Writingship

The dread and the ecstasy that surround my playing music does not occur when I write.

I have a vague memory of reading something in a chapbook accompanying a musical score, several years ago, that has stuck with me like the gummy remnant of an old price tag. I have enormous trouble remembering the details—who wrote it, what the music was, when it was published. I remember what the writer said and composite it over and over. The reason I may be forgetting the details of the artifact probably have to do with my trying to forget the whole period of my life in which I read it. Not because it was traumatic at all, but just because it’s old. It must have been fifteen years ago that I read it? I don’t keep tax papers this long; why would I keep this? 

I do remember the physical thing itself, on which the writing was printed. I even remember where I found it. My then boyfriend, a jazz saxophonist/composer slash music teacher, had a messy shelf of flimsy musical notations, binders of sheet music, fake books, old love letters. I frequently lost my temper with him for refusing to archive detritus from past relationships represented inside some of that miscellanea. After dating for several months, for example, I found pearl studs behind his bedside lamp, and while I knew this was not evidence of a concurrent affair, I felt like I’d caught him in flagrante, such was the level of insult I felt when he refused to clear an exclusive path of memories of me. In hindsight, I think evidence of past relationships were a terrible cruelty we inflicted upon each other stemming from a mutual insecurity about our compatibility with each other. Our jealousy was unreal. He kept mentioning his concert pianist ex, his ballerina ex, his novelist ex—because he knew I was an aspiring novelist who once dreamt in piano, and would be self-conscious about my body fat percentage at any given moment. I in turn allude to rockstar ex-boyfriends whose acclaim no sax player would achieve. What can I say. I was young and he is a man. Hashing this all out may belie any possibility I’ve moved on, and maybe I haven’t but suffice it to say my introducing the ex as a saxophonist-composer first, is a peace offering. That’s the ascription he preferred, whereas calling him a music teacher first was usually meant as an insult and how I preferred to describe him post facto. Galaxy brain needs to remind us all that in fact his work as an educator is profoundly more interesting and important.
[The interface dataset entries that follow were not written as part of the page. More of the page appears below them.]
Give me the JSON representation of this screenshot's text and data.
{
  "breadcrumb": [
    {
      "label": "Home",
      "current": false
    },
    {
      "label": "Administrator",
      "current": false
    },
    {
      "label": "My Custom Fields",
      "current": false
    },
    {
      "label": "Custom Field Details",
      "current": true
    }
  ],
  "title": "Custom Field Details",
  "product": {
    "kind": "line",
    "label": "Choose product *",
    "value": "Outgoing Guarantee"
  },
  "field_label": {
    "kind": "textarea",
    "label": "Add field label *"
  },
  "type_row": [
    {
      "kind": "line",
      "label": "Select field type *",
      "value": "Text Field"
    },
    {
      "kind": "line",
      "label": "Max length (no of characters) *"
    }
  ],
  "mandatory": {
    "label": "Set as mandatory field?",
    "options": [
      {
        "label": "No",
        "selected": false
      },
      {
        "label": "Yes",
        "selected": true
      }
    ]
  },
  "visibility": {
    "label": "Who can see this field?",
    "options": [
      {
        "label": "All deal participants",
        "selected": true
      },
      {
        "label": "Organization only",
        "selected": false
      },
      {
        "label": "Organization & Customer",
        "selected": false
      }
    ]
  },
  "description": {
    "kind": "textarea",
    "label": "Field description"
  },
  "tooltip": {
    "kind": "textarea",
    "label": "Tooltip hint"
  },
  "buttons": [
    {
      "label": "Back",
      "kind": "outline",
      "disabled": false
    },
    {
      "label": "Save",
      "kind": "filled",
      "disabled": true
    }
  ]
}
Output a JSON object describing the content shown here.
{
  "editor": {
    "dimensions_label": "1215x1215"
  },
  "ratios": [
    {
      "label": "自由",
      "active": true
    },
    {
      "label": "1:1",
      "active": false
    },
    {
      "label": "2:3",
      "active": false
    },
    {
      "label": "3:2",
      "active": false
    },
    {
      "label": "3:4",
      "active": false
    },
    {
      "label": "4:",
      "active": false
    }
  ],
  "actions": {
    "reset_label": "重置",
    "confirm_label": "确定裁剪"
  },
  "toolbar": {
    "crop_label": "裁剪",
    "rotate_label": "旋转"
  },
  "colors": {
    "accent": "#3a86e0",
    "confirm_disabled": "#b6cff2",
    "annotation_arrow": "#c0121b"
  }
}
His students are incredibly lucky to have him.

Anyway, the thing that I read that I found in the trashy “reading pile” in my ex-boyfriend’s apartment cabinet, adorned with evidence of old lovers, was an essay by a 19th or 20th century romantic poet who expounded upon his jealousy of a composer. In my memory, the poet’s jealousy was so absolute toward the composer. In my memory, he says something about how his ability to write a perfect verse cannot possibly measure up to music. In my memory, the poet describes listening to his friend’s composition, and becomes physically upset, such is how frustrated he is. 

After some Twitter sleuthing I discover the writing likely comes from Richard Wagner et Tannhauser à Paris by Charles Baudelaire. 

But something interesting happens when I read it now. It is a wholly different text.

Today, the thing that I read is Baudelaire deconstructing the concept of the ego-I. He begins with an exploration of the “I” or the “je” that motivates his whole argument. Principally, he makes fun of Parisians for resisting Wagner who has already become a hero in Germany and even in Italian circuits. Parisians are inflamed by Wagner’s audacity in “a show comprising no instrumental solos, no chansons, not a single exhibition of virtuosity or the tours de force that doting audiences dote upon.” (This is my own shitty translation of the original sentence so take that with a grain of salt.)

What I’d interpreted at the time as an exposition in jealousy is actually an exercise in existentialism (yes I realize “existentialism” doesn’t happen for another 80 years or whatever but you know what I mean). What Baudelaire envies in the composition is not his inability to do it, but the fact that in Baudelaire’s specific craft and cultural context—French romantic poetry—the ego, the “je,” cannot be excised.

I, on the other hand, find enormous relief in writing from my own perspective, and lately am amazed at the facility with which I can finally write with abandon because of my ego-I. I used to hate having to depend on my own stories, but it’s all I want now. Frankly, the dread of playing music is that *I* appear at all, whereas in my writing, I must appear, or the writing will never exist. So thank you, writing, for letting me exist.

I write with confidence. Both in the sense of my having enough self-respect to do it at all, and in the sense of it being held in confidence by the reader. I write as if all of what I say should be kept secret, which strangely gives me the energy-confidence to say it at all.

I am sometimes sorry when I look back at things I’ve written. That is endemic to a lot of art, I think. Most writers I know cringe a little when they see past work, and push themselves to make new things to give evidence to spiritual progress. Similarly, I cringe at how I recall my past with this piece by Baudelaire and the context within which I found it. But I’m forgiving myself. I simply happen to have read two wholly different texts in the same exact letters. Perhaps the spirit of progress is all we need to move on.